Champagne and Grape Sorbet with a Saffron and Citrus Sauce. Shockingly good.
I accept that desserts are not my strong suit, I’m not really too fond of baking, and chocolatey stuff in general, but when I came across this recipe on Bon Appetit magazine some time ago, I was instantly won over. It sounded so fresh, sweet, tart and boozy, everything I look for in a dessert (I tend to think of desserts as palate cleansers rather than an actual course). I also really enjoy making ice creams and sorbets; it’s probably the one aspect of dessert making I really enjoy. Anyway, so the first time I tried this dish, it was a real hit, but I felt that something was lacking, a bit of tartness was missing, and so I decided to add the sauce to it. I think the sauce if fantastic, but it shouldn’t take away from the fact that the sorbet itself is a real knockout. The fact that it’s spectacularly easy to make really helps as well!
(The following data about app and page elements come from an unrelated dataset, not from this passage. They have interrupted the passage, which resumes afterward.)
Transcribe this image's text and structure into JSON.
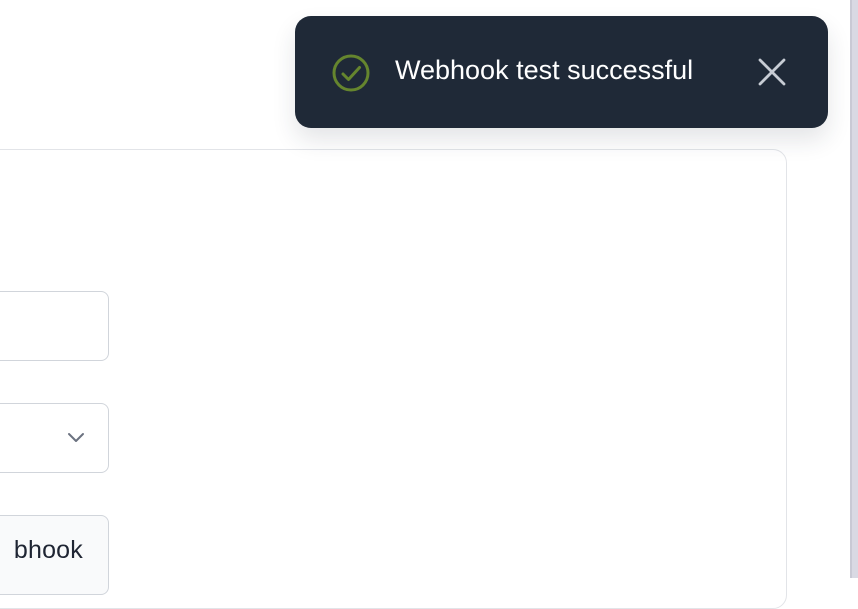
{
  "toast": {
    "message": "Webhook test successful",
    "status_color": "#65852e",
    "background": "#1f2937",
    "icons": {
      "status": "check-circle-icon",
      "close": "close-icon"
    }
  },
  "form": {
    "select_icon": "chevron-down-icon",
    "action_label": "bhook"
  }
}
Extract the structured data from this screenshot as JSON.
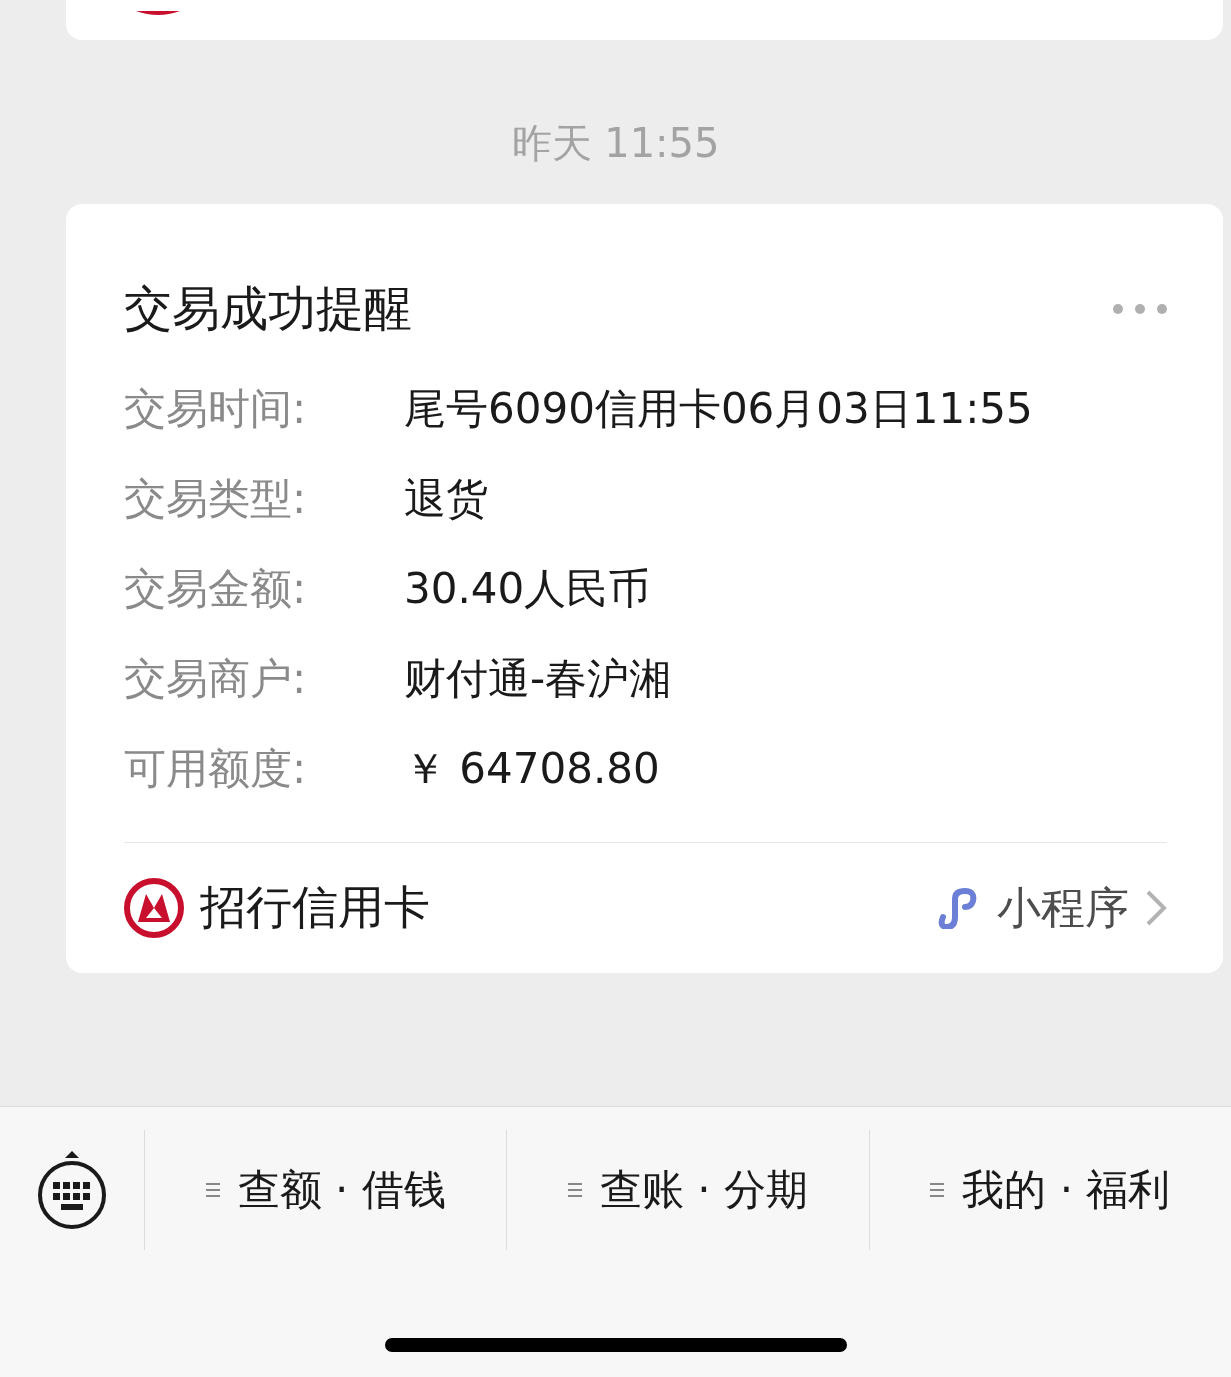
{
  "timestamp": "昨天 11:55",
  "card": {
    "title": "交易成功提醒",
    "rows": [
      {
        "label": "交易时间:",
        "value": "尾号6090信用卡06月03日11:55"
      },
      {
        "label": "交易类型:",
        "value": "退货"
      },
      {
        "label": "交易金额:",
        "value": "30.40人民币"
      },
      {
        "label": "交易商户:",
        "value": "财付通-春沪湘"
      },
      {
        "label": "可用额度:",
        "value": "￥ 64708.80"
      }
    ],
    "source": "招行信用卡",
    "link": "小程序"
  },
  "menu": [
    {
      "label": "查额 · 借钱"
    },
    {
      "label": "查账 · 分期"
    },
    {
      "label": "我的 · 福利"
    }
  ]
}
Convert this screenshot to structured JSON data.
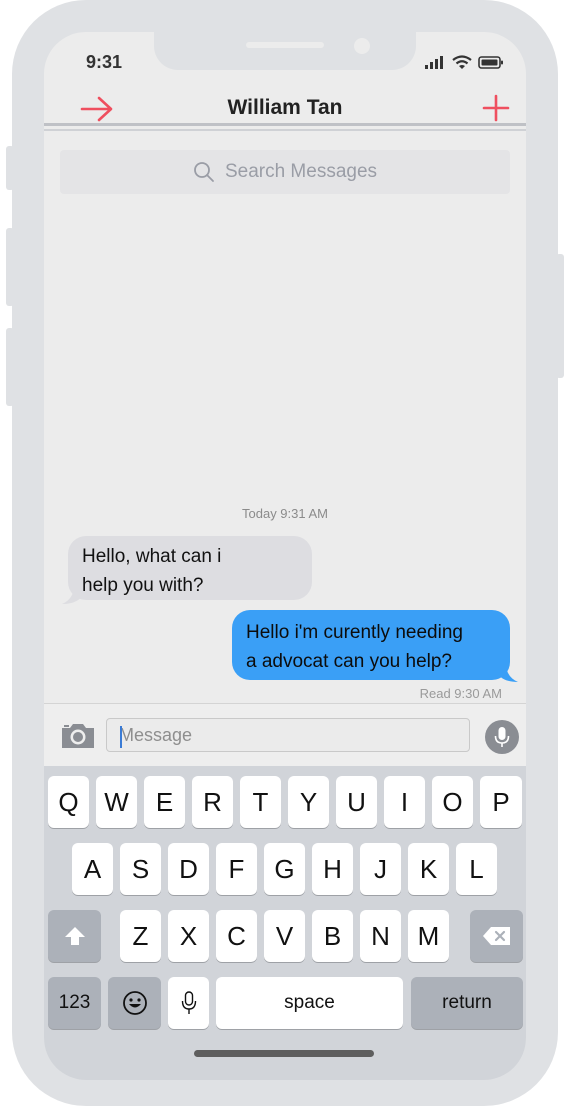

I also feel I have to apologise for the crappy photo, I had forgotten to take a picture of the sorbet when I first made it, and had to use a few weeks leftover that had been sitting in the freezer, needless to say it was less than cooperative when trying to form into a quenelle.
For the ice cream, makes about 1L
4 cups seedless red grapes
3/4 – 1 cup of Prosecco (or any sparkling wine you may enjoy, just don’t go pouring in a $200 of Dom Perignon)
1/3 cup sugar (adjust sweetness to taste as desired)
1/2 cup grape juice
Zest of 1/3 of a lemon
In a blender, puree the grapes until uniform, and through a fine sieve add to a bowl. Add in all the remaining ingredients and stir together to make sure everything’s incorporated. Add to an ice cream churning machine, and once set, put in freezer for at least 4 hours.
For the sauce, makes about 1/2 cup
1 cup of water
2 tsp of honey
1/2 lemon zest
1/2 lemon juice
1/4 orange zest
Juice of 1 orange
1 pinch of saffron
Again, nothing simpler here, just add all the ingredients to a small saucepan and over a medium heat, whisk and incorporate and reduce to about half (20ish minutes), use honey and lemon juice to adjust tartness and sweetness as desired. I feel that the cooking of the zest in the sauce gives it a nice very mild bitterness that adds to the overall taste. Once satisfied, remove from heat and chill until cold.
Plate as suggested above, but again, the sauce will be quite potent, so use it sparingly just to add another dimension to the dessert; otherwise it will end up overpowering the lively sorbet.